As summer winds down, U.S. retailers are preparing for the all-important back-to-school and holiday shopping seasons. Although this article describes the U.S. economy, many similarities exist here as well for the Canadian marketplace. So far in 2023, despite inflation, economic uncertainty and a prioritization of spending on experiences over goods, consumers have come through pretty well for the industry. Yet, even with the first half of the year over, it’s hard to know what’s ahead. That’s in part because recent holidays aren’t providing many clues, according to Meghann Martindale, head of retail research at Madison Marquette.

“Last year, consumers were still kind of in the high of ‘Great, everything’s back to normal. We’re just going to spend like we don’t care,’” she said. “I don’t know that consumers will be as bullish this year.”

As the season approaches, these are some of the forces that are working both for and against retailers.

First the good news

Inflation is down
In 2022, holiday spending rose nearly 7% year over year, but much of that was due to inflation, according to GlobalData. While this year prices have been declining at least somewhat in many categories, the cost of gas, groceries and other essentials shrank many households’ discretionary spending budgets throughout much of the first half. 

Consumer sentiment is up
Even more recently, consumer confidence, which had been in the doldrums, in July rose to the highest level in two years, according to the Conference Board Consumer Confidence Index.

The elevated sentiment could be because of good economic news in real terms. Employment remains strong, and real wages are up, now even beating inflation, according to Telsey Advisory Group analysts Dana Telsey and Joseph Feldman. Morgan Stanley analysts.

A UPS strike averted
The Retail Industry Leaders Association in late July warned that an impending strike by unionized UPS workers would be “kryptonite” to supply chains just ahead of the holiday season. But a few days later, a tentative agreement was reached. While ratification isn’t guaranteed it is important for retailers to remain agile. 

Consumers want to ‘return to normal’
Top searches related to Labor Day — involving outdoor activities, patio furniture, electronics, home improvement and beer — indicate a “desire to return to normalcy” and provide an opening for retailers to re-engage with customers, according to Isaac Gerber, data and analytics lead at Captify.

That’s spilling into end-of-year shopping as well, Gerber said by email. “We’re seeing early indications of a strong holiday shopping season,” Gerber said. “Interest in holiday deals is already starting to build, with mid-year interest already 450% higher than the same time last year.”

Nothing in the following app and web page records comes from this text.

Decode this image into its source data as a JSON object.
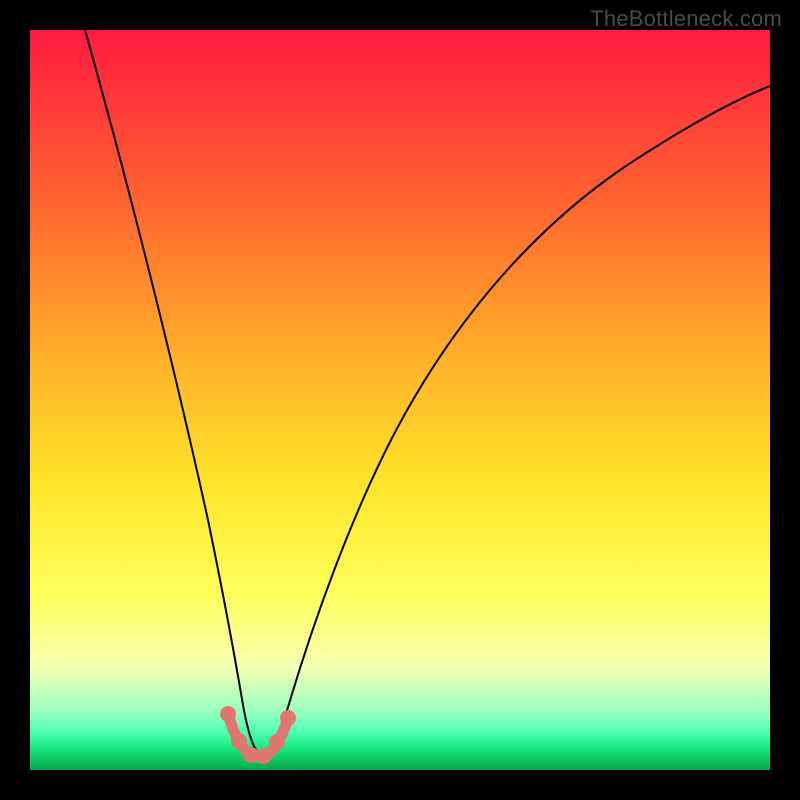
{
  "attribution": "TheBottleneck.com",
  "colors": {
    "frame": "#000000",
    "attribution_text": "#4b4b4b",
    "curve": "#000000",
    "marker": "#e0776e",
    "gradient_stops": [
      "#ff1a3e",
      "#ff3a3a",
      "#ff6a2e",
      "#ffb229",
      "#ffe62a",
      "#feff5a",
      "#f5ffb0",
      "#9affc0",
      "#4bffb0",
      "#18e880",
      "#0bbf5a",
      "#0aa54e"
    ]
  },
  "chart_data": {
    "type": "line",
    "title": "",
    "xlabel": "",
    "ylabel": "",
    "xlim": [
      0,
      100
    ],
    "ylim": [
      0,
      100
    ],
    "grid": false,
    "legend": false,
    "x": [
      0,
      5,
      10,
      15,
      20,
      22,
      24,
      26,
      27,
      28,
      29,
      30,
      31,
      32,
      33,
      35,
      38,
      42,
      48,
      55,
      62,
      70,
      80,
      90,
      100
    ],
    "series": [
      {
        "name": "bottleneck-curve",
        "values": [
          100,
          81,
          63,
          45,
          27,
          21,
          14,
          8,
          5,
          3,
          2,
          2,
          2,
          3,
          6,
          11,
          21,
          33,
          48,
          61,
          70,
          77,
          84,
          89,
          92
        ]
      }
    ],
    "markers": {
      "name": "highlight-range",
      "points": [
        {
          "x": 26,
          "y": 8
        },
        {
          "x": 27.5,
          "y": 4.5
        },
        {
          "x": 29,
          "y": 2.5
        },
        {
          "x": 30.5,
          "y": 2
        },
        {
          "x": 32,
          "y": 3
        },
        {
          "x": 33.5,
          "y": 6
        }
      ]
    },
    "note": "Values are read from pixel positions; x is approximate horizontal percentage across the plot, y is approximate vertical percentage from bottom (0) to top (100). Minimum of the curve sits near x≈30."
  }
}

And some of the challenges

Consumers are keen to find deals
While lower inflation means more discretionary spending in consumers’ pockets, there’s some downside for retailers, Martindale said. Margins will be under pressure on two fronts — many retailers still have surpluses of inventory that will require markdowns, and consumers are expecting price tags to shrink.

Matt Pavich, senior director of strategy and innovation at Revionics, an Aptos company specializing in AI-driven pricing optimization, also said that shoppers will be on the hunt for good prices during the back-to-school period.“In recent years, consumers have learned to navigate numerous additional channels and purchasing options while also bearing the brunt of inflation,” Pavich said by email. “… Retailers need to be aware of this and offer great products at great value across all channels while considering some less traditional retailers as competitive threats.”

Some retailers at risk as student loan forgiveness ends
U.S. consumers are already carrying nearly a trillion dollars in credit card debt, which alone might hamper some household spending at the holidays, according to Martindale. After the Supreme Court struck down President Biden’s student debt forgiveness program, millions of household budgets will each be out hundreds of dollars more per month, according to number-crunching from consumer data firm Earnest Analytics. 

Those with higher market share among these borrowers — including Peloton, Ikea, Ashley, HomeGoods, Wayfair, Lowe’s, and most apparel and department stores — will especially feel the pinch as their customers divert funds to their loans, per Earnest’s report. 

The ‘anti-woke mob’ is still out there
Extremist groups’ success in riling up some people around Pride month ruined many retailers’ attempts to celebrate the LGBTQ+ community, particularly Target, once an outspoken ally. The holiday season offers retailers no protection from the people and groups — mostly right-wing pundits, politicians and hate groups rallying against “wokeness” — that are fomenting such behavior, according to Alison Taylor, executive director of the Ethical Systems program at New York University’s Stern School of Business. Retailers will only invite counter-backlash, often from some of their best customers, if their response seems meant to appease extremists.

Source: Retail Dive